* [BRIEF] Every entry below should be returned exactly as it appears, with pictures left out.

* [GIVEN INFORMATION]
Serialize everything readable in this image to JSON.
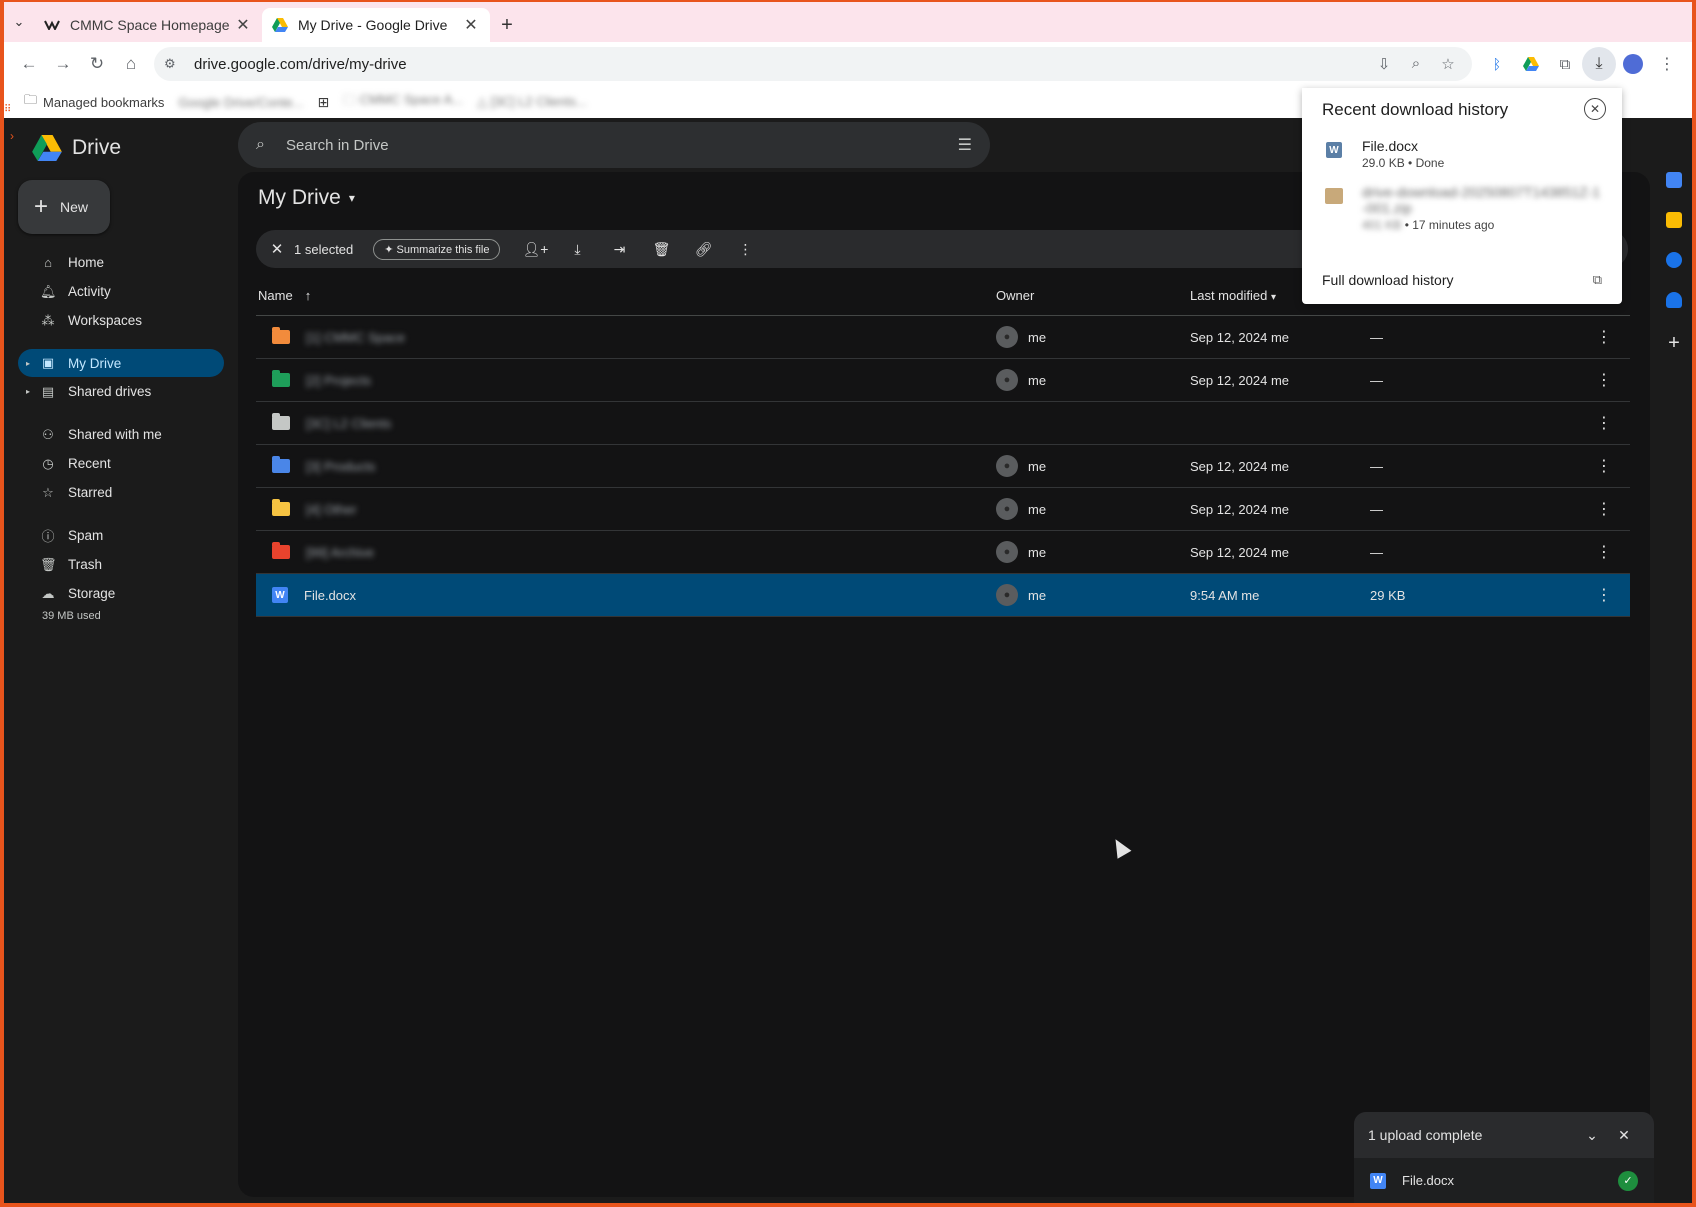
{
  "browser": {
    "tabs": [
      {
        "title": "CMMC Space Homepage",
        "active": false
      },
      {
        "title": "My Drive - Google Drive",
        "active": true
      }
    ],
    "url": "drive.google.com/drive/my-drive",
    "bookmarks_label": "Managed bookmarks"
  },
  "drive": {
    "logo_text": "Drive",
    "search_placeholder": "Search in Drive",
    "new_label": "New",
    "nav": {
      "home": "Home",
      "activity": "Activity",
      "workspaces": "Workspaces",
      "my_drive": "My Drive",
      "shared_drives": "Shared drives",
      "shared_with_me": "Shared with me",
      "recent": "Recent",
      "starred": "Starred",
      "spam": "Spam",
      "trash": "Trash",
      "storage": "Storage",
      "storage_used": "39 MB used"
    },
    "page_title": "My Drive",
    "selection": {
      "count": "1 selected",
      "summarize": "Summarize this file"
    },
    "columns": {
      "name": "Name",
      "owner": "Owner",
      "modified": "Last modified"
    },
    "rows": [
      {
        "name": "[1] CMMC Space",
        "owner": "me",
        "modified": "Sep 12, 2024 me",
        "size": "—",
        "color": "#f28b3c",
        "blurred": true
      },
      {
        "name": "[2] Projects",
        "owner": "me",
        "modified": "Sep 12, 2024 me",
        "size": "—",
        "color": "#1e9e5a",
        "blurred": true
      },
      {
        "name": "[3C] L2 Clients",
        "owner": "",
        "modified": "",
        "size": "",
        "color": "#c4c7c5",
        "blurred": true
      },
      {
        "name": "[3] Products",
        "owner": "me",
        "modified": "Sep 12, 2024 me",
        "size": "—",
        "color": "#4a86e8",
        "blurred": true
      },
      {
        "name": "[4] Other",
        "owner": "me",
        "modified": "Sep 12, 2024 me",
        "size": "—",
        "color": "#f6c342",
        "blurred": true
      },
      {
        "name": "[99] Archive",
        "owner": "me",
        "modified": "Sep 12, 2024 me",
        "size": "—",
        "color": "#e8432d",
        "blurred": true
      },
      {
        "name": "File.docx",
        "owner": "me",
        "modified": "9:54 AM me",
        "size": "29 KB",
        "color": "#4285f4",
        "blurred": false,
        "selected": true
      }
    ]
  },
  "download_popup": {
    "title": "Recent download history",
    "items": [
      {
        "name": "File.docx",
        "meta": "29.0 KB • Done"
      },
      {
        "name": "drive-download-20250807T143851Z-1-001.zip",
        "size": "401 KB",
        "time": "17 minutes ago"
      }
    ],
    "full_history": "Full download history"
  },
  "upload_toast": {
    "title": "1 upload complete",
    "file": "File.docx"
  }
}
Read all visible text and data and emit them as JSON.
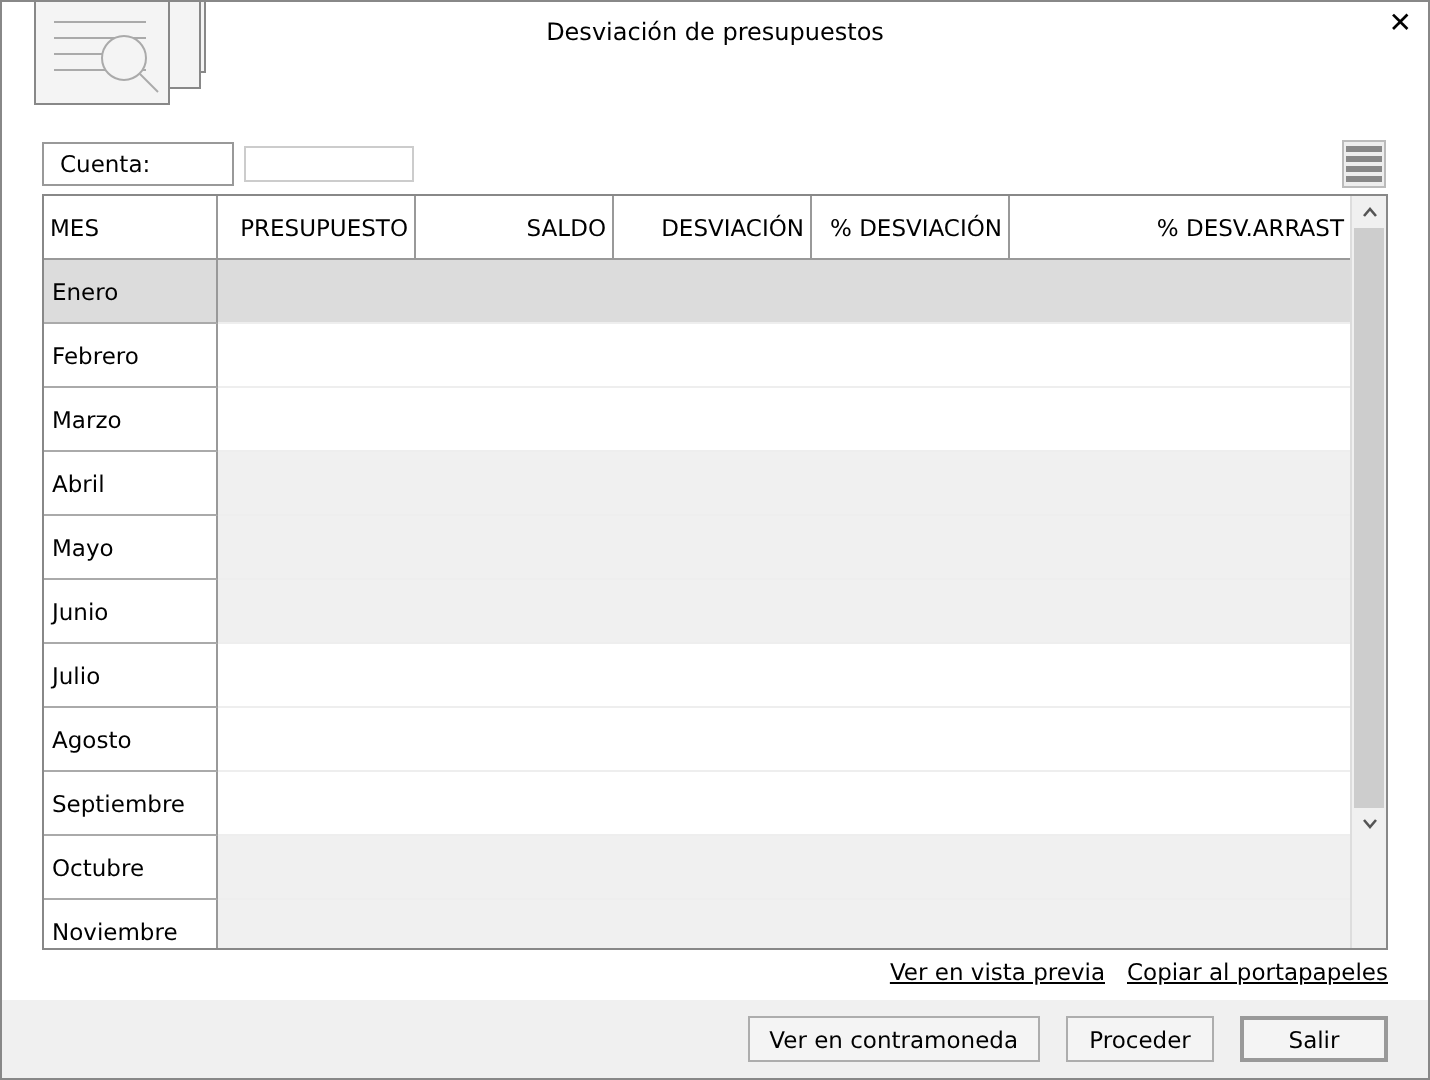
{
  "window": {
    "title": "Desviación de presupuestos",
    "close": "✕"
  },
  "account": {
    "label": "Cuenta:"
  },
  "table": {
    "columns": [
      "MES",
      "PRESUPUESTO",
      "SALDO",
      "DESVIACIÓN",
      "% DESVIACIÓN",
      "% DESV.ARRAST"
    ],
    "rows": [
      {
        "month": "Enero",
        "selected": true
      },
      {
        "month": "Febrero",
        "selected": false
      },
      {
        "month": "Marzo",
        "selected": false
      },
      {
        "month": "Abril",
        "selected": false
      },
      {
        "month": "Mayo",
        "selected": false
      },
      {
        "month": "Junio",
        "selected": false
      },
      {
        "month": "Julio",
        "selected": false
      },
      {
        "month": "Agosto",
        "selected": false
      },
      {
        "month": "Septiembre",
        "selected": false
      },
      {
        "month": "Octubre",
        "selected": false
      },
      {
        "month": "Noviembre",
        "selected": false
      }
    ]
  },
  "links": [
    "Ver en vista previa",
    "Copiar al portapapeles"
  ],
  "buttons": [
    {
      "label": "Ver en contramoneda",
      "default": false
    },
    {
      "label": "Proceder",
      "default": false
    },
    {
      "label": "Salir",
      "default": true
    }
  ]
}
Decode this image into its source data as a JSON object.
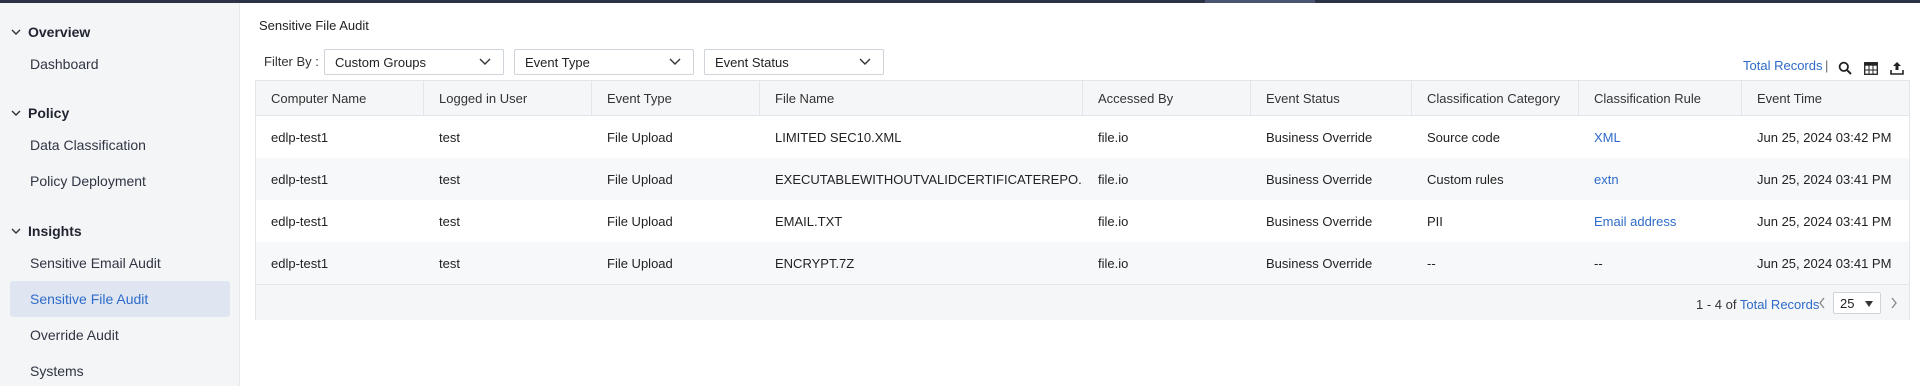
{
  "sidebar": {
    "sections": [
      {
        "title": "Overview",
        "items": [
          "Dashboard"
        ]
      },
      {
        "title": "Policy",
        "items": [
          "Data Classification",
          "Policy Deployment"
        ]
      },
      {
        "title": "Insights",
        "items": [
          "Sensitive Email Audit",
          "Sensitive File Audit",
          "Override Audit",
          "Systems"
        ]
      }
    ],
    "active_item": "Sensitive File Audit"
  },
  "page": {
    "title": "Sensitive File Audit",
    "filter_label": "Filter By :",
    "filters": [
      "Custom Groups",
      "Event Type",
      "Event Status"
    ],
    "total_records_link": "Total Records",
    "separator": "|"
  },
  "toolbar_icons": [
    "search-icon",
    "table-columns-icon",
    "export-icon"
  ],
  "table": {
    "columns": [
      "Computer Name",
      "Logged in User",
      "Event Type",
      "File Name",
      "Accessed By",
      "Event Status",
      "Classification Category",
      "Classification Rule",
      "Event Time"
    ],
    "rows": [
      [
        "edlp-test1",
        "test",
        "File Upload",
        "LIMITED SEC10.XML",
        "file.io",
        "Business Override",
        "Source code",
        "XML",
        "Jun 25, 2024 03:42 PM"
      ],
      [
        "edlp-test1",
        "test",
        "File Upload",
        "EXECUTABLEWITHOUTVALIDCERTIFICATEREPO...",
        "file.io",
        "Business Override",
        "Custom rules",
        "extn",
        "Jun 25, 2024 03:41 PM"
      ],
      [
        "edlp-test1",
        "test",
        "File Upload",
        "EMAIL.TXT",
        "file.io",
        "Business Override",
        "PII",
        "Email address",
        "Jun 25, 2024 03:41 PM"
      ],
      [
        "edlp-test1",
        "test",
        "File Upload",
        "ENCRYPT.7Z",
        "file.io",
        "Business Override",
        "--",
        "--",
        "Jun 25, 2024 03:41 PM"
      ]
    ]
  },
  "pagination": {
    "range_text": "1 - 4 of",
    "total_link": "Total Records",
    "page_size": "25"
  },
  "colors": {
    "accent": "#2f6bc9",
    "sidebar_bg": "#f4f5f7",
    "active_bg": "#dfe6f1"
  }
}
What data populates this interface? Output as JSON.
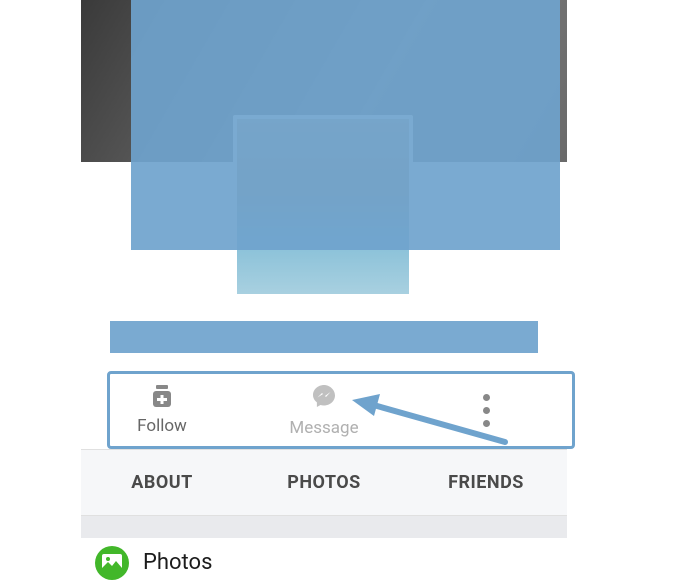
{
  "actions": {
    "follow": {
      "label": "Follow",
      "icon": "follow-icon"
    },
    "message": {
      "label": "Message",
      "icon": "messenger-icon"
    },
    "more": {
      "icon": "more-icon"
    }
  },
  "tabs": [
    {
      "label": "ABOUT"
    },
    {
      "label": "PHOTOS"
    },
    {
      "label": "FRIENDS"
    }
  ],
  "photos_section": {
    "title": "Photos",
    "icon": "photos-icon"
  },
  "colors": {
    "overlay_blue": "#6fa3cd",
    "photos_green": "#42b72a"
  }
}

* [RESULT]
Serialize everything readable in this image to JSON.
{
  "browser": {
    "tabs": [
      {
        "title": "CMMC Space Homepage",
        "active": false
      },
      {
        "title": "My Drive - Google Drive",
        "active": true
      }
    ],
    "url": "drive.google.com/drive/my-drive",
    "bookmarks_label": "Managed bookmarks"
  },
  "drive": {
    "logo_text": "Drive",
    "search_placeholder": "Search in Drive",
    "new_label": "New",
    "nav": {
      "home": "Home",
      "activity": "Activity",
      "workspaces": "Workspaces",
      "my_drive": "My Drive",
      "shared_drives": "Shared drives",
      "shared_with_me": "Shared with me",
      "recent": "Recent",
      "starred": "Starred",
      "spam": "Spam",
      "trash": "Trash",
      "storage": "Storage",
      "storage_used": "39 MB used"
    },
    "page_title": "My Drive",
    "selection": {
      "count": "1 selected",
      "summarize": "Summarize this file"
    },
    "columns": {
      "name": "Name",
      "owner": "Owner",
      "modified": "Last modified"
    },
    "rows": [
      {
        "name": "[1] CMMC Space",
        "owner": "me",
        "modified": "Sep 12, 2024 me",
        "size": "—",
        "color": "#f28b3c",
        "blurred": true
      },
      {
        "name": "[2] Projects",
        "owner": "me",
        "modified": "Sep 12, 2024 me",
        "size": "—",
        "color": "#1e9e5a",
        "blurred": true
      },
      {
        "name": "[3C] L2 Clients",
        "owner": "",
        "modified": "",
        "size": "",
        "color": "#c4c7c5",
        "blurred": true
      },
      {
        "name": "[3] Products",
        "owner": "me",
        "modified": "Sep 12, 2024 me",
        "size": "—",
        "color": "#4a86e8",
        "blurred": true
      },
      {
        "name": "[4] Other",
        "owner": "me",
        "modified": "Sep 12, 2024 me",
        "size": "—",
        "color": "#f6c342",
        "blurred": true
      },
      {
        "name": "[99] Archive",
        "owner": "me",
        "modified": "Sep 12, 2024 me",
        "size": "—",
        "color": "#e8432d",
        "blurred": true
      },
      {
        "name": "File.docx",
        "owner": "me",
        "modified": "9:54 AM me",
        "size": "29 KB",
        "color": "#4285f4",
        "blurred": false,
        "selected": true
      }
    ]
  },
  "download_popup": {
    "title": "Recent download history",
    "items": [
      {
        "name": "File.docx",
        "meta": "29.0 KB • Done"
      },
      {
        "name": "drive-download-20250807T143851Z-1-001.zip",
        "size": "401 KB",
        "time": "17 minutes ago"
      }
    ],
    "full_history": "Full download history"
  },
  "upload_toast": {
    "title": "1 upload complete",
    "file": "File.docx"
  }
}
Read all visible text and data and emit them as JSON.
{
  "window": {
    "title": "Desviación de presupuestos",
    "close": "✕"
  },
  "account": {
    "label": "Cuenta:"
  },
  "table": {
    "columns": [
      "MES",
      "PRESUPUESTO",
      "SALDO",
      "DESVIACIÓN",
      "% DESVIACIÓN",
      "% DESV.ARRAST"
    ],
    "rows": [
      {
        "month": "Enero",
        "selected": true
      },
      {
        "month": "Febrero",
        "selected": false
      },
      {
        "month": "Marzo",
        "selected": false
      },
      {
        "month": "Abril",
        "selected": false
      },
      {
        "month": "Mayo",
        "selected": false
      },
      {
        "month": "Junio",
        "selected": false
      },
      {
        "month": "Julio",
        "selected": false
      },
      {
        "month": "Agosto",
        "selected": false
      },
      {
        "month": "Septiembre",
        "selected": false
      },
      {
        "month": "Octubre",
        "selected": false
      },
      {
        "month": "Noviembre",
        "selected": false
      }
    ]
  },
  "links": [
    "Ver en vista previa",
    "Copiar al portapapeles"
  ],
  "buttons": [
    {
      "label": "Ver en contramoneda",
      "default": false
    },
    {
      "label": "Proceder",
      "default": false
    },
    {
      "label": "Salir",
      "default": true
    }
  ]
}
Decode this image into its source data as a JSON object.
{
  "sidebar": {
    "sections": [
      {
        "title": "Overview",
        "items": [
          "Dashboard"
        ]
      },
      {
        "title": "Policy",
        "items": [
          "Data Classification",
          "Policy Deployment"
        ]
      },
      {
        "title": "Insights",
        "items": [
          "Sensitive Email Audit",
          "Sensitive File Audit",
          "Override Audit",
          "Systems"
        ]
      }
    ],
    "active_item": "Sensitive File Audit"
  },
  "page": {
    "title": "Sensitive File Audit",
    "filter_label": "Filter By :",
    "filters": [
      "Custom Groups",
      "Event Type",
      "Event Status"
    ],
    "total_records_link": "Total Records",
    "separator": "|"
  },
  "toolbar_icons": [
    "search-icon",
    "table-columns-icon",
    "export-icon"
  ],
  "table": {
    "columns": [
      "Computer Name",
      "Logged in User",
      "Event Type",
      "File Name",
      "Accessed By",
      "Event Status",
      "Classification Category",
      "Classification Rule",
      "Event Time"
    ],
    "rows": [
      [
        "edlp-test1",
        "test",
        "File Upload",
        "LIMITED SEC10.XML",
        "file.io",
        "Business Override",
        "Source code",
        "XML",
        "Jun 25, 2024 03:42 PM"
      ],
      [
        "edlp-test1",
        "test",
        "File Upload",
        "EXECUTABLEWITHOUTVALIDCERTIFICATEREPO...",
        "file.io",
        "Business Override",
        "Custom rules",
        "extn",
        "Jun 25, 2024 03:41 PM"
      ],
      [
        "edlp-test1",
        "test",
        "File Upload",
        "EMAIL.TXT",
        "file.io",
        "Business Override",
        "PII",
        "Email address",
        "Jun 25, 2024 03:41 PM"
      ],
      [
        "edlp-test1",
        "test",
        "File Upload",
        "ENCRYPT.7Z",
        "file.io",
        "Business Override",
        "--",
        "--",
        "Jun 25, 2024 03:41 PM"
      ]
    ]
  },
  "pagination": {
    "range_text": "1 - 4 of",
    "total_link": "Total Records",
    "page_size": "25"
  },
  "colors": {
    "accent": "#2f6bc9",
    "sidebar_bg": "#f4f5f7",
    "active_bg": "#dfe6f1"
  }
}
What data populates this interface? Output as JSON.
{
  "actions": {
    "follow": {
      "label": "Follow",
      "icon": "follow-icon"
    },
    "message": {
      "label": "Message",
      "icon": "messenger-icon"
    },
    "more": {
      "icon": "more-icon"
    }
  },
  "tabs": [
    {
      "label": "ABOUT"
    },
    {
      "label": "PHOTOS"
    },
    {
      "label": "FRIENDS"
    }
  ],
  "photos_section": {
    "title": "Photos",
    "icon": "photos-icon"
  },
  "colors": {
    "overlay_blue": "#6fa3cd",
    "photos_green": "#42b72a"
  }
}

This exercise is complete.